Therapy is a funny business. Why in the world would anyone sit down with a complete stranger and tell them their life story? Why would someone share things with a therapist they wouldn't share with their closest friends or family?
Still, people do it. I've done it. And believe it or not -- it works.
After 25 years in the helping profession, I continue to be amazed by two things:
- the courage people show as they take giant risks to reveal who they are, and
- the capacity of the human heart to recover from the deepest hurts and make sense of the most profound pain
Whether you realize it or not you'll bring something essential with you to your very first therapy appointment -- the human instinct we all have that pushes us to grow.

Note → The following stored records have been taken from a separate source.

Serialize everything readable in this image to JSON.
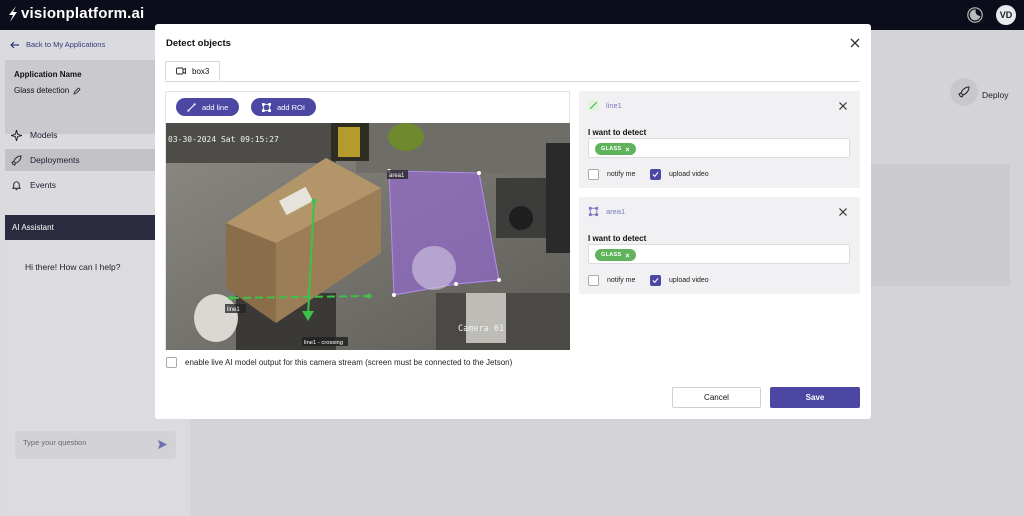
{
  "brand": {
    "name": "visionplatform.ai"
  },
  "user": {
    "initials": "VD"
  },
  "sidebar": {
    "back_label": "Back to My Applications",
    "app_name_label": "Application Name",
    "app_name": "Glass detection",
    "items": [
      {
        "label": "Models",
        "icon": "sparkle-icon"
      },
      {
        "label": "Deployments",
        "icon": "rocket-icon",
        "active": true
      },
      {
        "label": "Events",
        "icon": "bell-icon"
      }
    ],
    "ai": {
      "title": "AI Assistant",
      "greeting": "Hi there! How can I help?",
      "placeholder": "Type your question"
    }
  },
  "content": {
    "deploy_label": "Deploy"
  },
  "modal": {
    "title": "Detect objects",
    "tab": "box3",
    "add_line_label": "add line",
    "add_roi_label": "add ROI",
    "camera": {
      "timestamp": "03-30-2024 Sat 09:15:27",
      "camera_name": "Camera 01",
      "zone_label": "area1",
      "line_label": "line1",
      "crossing_label": "line1 - crossing"
    },
    "live_output_label": "enable live AI model output for this camera stream (screen must be connected to the Jetson)",
    "live_output_checked": false,
    "rules": [
      {
        "name": "line1",
        "icon": "line-tool-icon",
        "detect_label": "I want to detect",
        "tag": "GLASS",
        "notify_label": "notify me",
        "notify_checked": false,
        "upload_label": "upload video",
        "upload_checked": true
      },
      {
        "name": "area1",
        "icon": "roi-tool-icon",
        "detect_label": "I want to detect",
        "tag": "GLASS",
        "notify_label": "notify me",
        "notify_checked": false,
        "upload_label": "upload video",
        "upload_checked": true
      }
    ],
    "cancel_label": "Cancel",
    "save_label": "Save"
  },
  "colors": {
    "accent": "#4b47a3",
    "tag_green": "#5fb35c",
    "line_green": "#3cc247",
    "roi_purple": "#9a6ae0"
  }
}
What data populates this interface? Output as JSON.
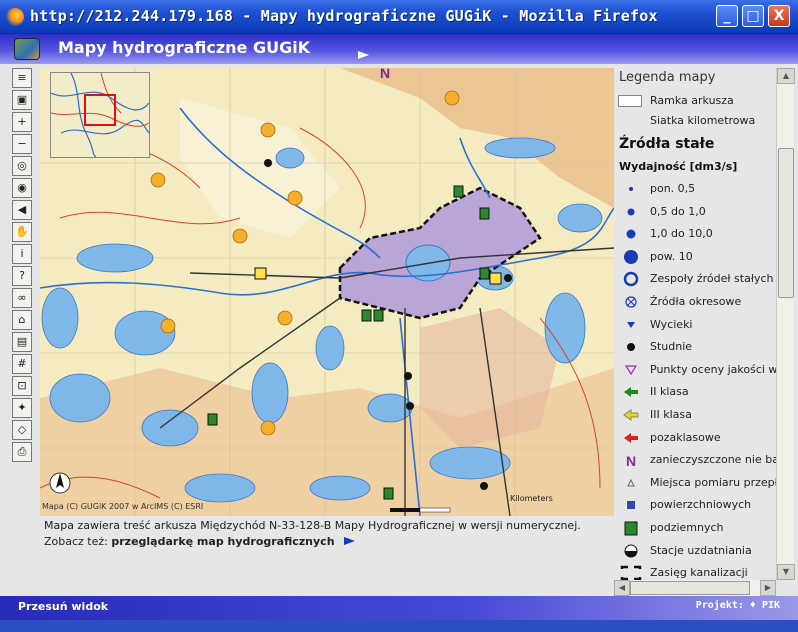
{
  "window": {
    "title": "http://212.244.179.168 - Mapy hydrograficzne GUGiK - Mozilla Firefox",
    "buttons": {
      "minimize": "_",
      "maximize": "□",
      "close": "X"
    }
  },
  "app": {
    "title": "Mapy hydrograficzne GUGiK"
  },
  "toolbar": {
    "tools": [
      {
        "name": "toc-tool",
        "glyph": "≡"
      },
      {
        "name": "overview-toggle-tool",
        "glyph": "▣"
      },
      {
        "name": "zoom-in-tool",
        "glyph": "+"
      },
      {
        "name": "zoom-out-tool",
        "glyph": "−"
      },
      {
        "name": "zoom-full-tool",
        "glyph": "◎"
      },
      {
        "name": "zoom-active-tool",
        "glyph": "◉"
      },
      {
        "name": "back-tool",
        "glyph": "◀"
      },
      {
        "name": "pan-tool",
        "glyph": "✋"
      },
      {
        "name": "identify-tool",
        "glyph": "i"
      },
      {
        "name": "hyperlink-tool",
        "glyph": "?"
      },
      {
        "name": "find-tool",
        "glyph": "∞"
      },
      {
        "name": "measure-tool",
        "glyph": "⌂"
      },
      {
        "name": "select-rect-tool",
        "glyph": "▤"
      },
      {
        "name": "select-poly-tool",
        "glyph": "#"
      },
      {
        "name": "select-point-tool",
        "glyph": "⊡"
      },
      {
        "name": "buffer-tool",
        "glyph": "✦"
      },
      {
        "name": "clear-selection-tool",
        "glyph": "◇"
      },
      {
        "name": "print-tool",
        "glyph": "⎙"
      }
    ]
  },
  "map": {
    "copyright": "Mapa (C) GUGiK 2007 w ArcIMS (C) ESRI",
    "scale_label": "Kilometers",
    "north_arrow": "north-arrow-icon"
  },
  "info": {
    "line1": "Mapa zawiera treść arkusza Międzychód N-33-128-B Mapy Hydrograficznej w wersji numerycznej.",
    "line2_prefix": "Zobacz też:",
    "line2_link": "przeglądarkę map hydrograficznych"
  },
  "legend": {
    "title": "Legenda mapy",
    "frame_label": "Ramka arkusza",
    "grid_label": "Siatka kilometrowa",
    "section1": "Źródła stałe",
    "section2": "Wydajność [dm3/s]",
    "items": [
      "pon. 0,5",
      "0,5 do 1,0",
      "1,0 do 10,0",
      "pow. 10",
      "Zespoły źródeł stałych",
      "Źródła okresowe",
      "Wycieki",
      "Studnie",
      "Punkty oceny jakości w",
      "II klasa",
      "III klasa",
      "pozaklasowe",
      "zanieczyszczone nie ba",
      "Miejsca pomiaru przepły",
      "powierzchniowych",
      "podziemnych",
      "Stacje uzdatniania",
      "Zasięg kanalizacji"
    ]
  },
  "status": {
    "left": "Przesuń widok",
    "right": "Projekt: ♦ PIK"
  },
  "colors": {
    "titlebar": "#1d4fd0",
    "app_header": "#3d3dd0",
    "map_background": "#f4ecc0",
    "lakes": "#7fb8e8",
    "urban": "#b9a6d6",
    "rivers": "#2a6fd0"
  }
}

We have this in spite of our fear. Some part of us wants a richer and more meaningful life, even while we are afraid of what it can take to get us there.
I see this tension play out often at the start of my work with people. First sessions in therapy often unfold like this:
Siting down carefully on the couch, you survey the new surroundings and look up cautiously.
Unsure about where to look exactly, you move your eyes from mine to the floor and back again as you think about where to start. You rehearsed this a few times at home but it feels different now -- a lot harder.
Before any words come out, you're overcome with emotion.
It's been a long time since you could just be yourself.
You've been holding it together forever; holding it together for your friends, for your co-workers, for your family, for your partner.
Pretending has been exhausting.
You feel relief as the powerful emotions you always knew were there begin to leak out, unexpectedly. This feels surprisingly good -- but it also feels scary and unfamiliar.
The bigger part of you wants to be reached. Even though you've become an expert at hiding, there's a hope inside you that 'being found' just might be worth the risk.
Anytime we try something new it can feel scary and unfamiliar. Growth and fear always go together.
We stop growing, though, the moment we let our fear trick us into believing that this smaller, carefully hidden version of ourself is all there is.
become more of who you are, not less.
My greatest wish for you in therapy is that you become more of who you are, not less.
I believe that much of the pain you feel -- your anxiety, depression, loneliness, or anger is a signal that you aren't living the kind of life you want to be living.
Our attempts to manage that pain lead to avoidance strategies like hiding and pretending. The hiding and pretending keep us further away from a fuller life. This leads to more pain and then more avoidance strategies.
We get stuck in a cycle that limits us and makes us unhappy.
What if turning toward the pain was a way to get out of this cycle? What if a more authentic you was behind the hurt?
We do this in therapy by:
- noticing what we are experiencing instead of avoiding it
- turning toward and understanding the undesirable parts of ourself we used to run away from
- tending to these parts with acceptance and compassion
- learning more about what we value, desire, and wish for
- taking the action needed to move us toward what we really want in life
With understanding, courage, and a hopeful invitation we can be who we are and step out into the light of day.
How can I help? Schedule your first session or set up a free phone consultation.
Call 425.451.1620 or email email@example.com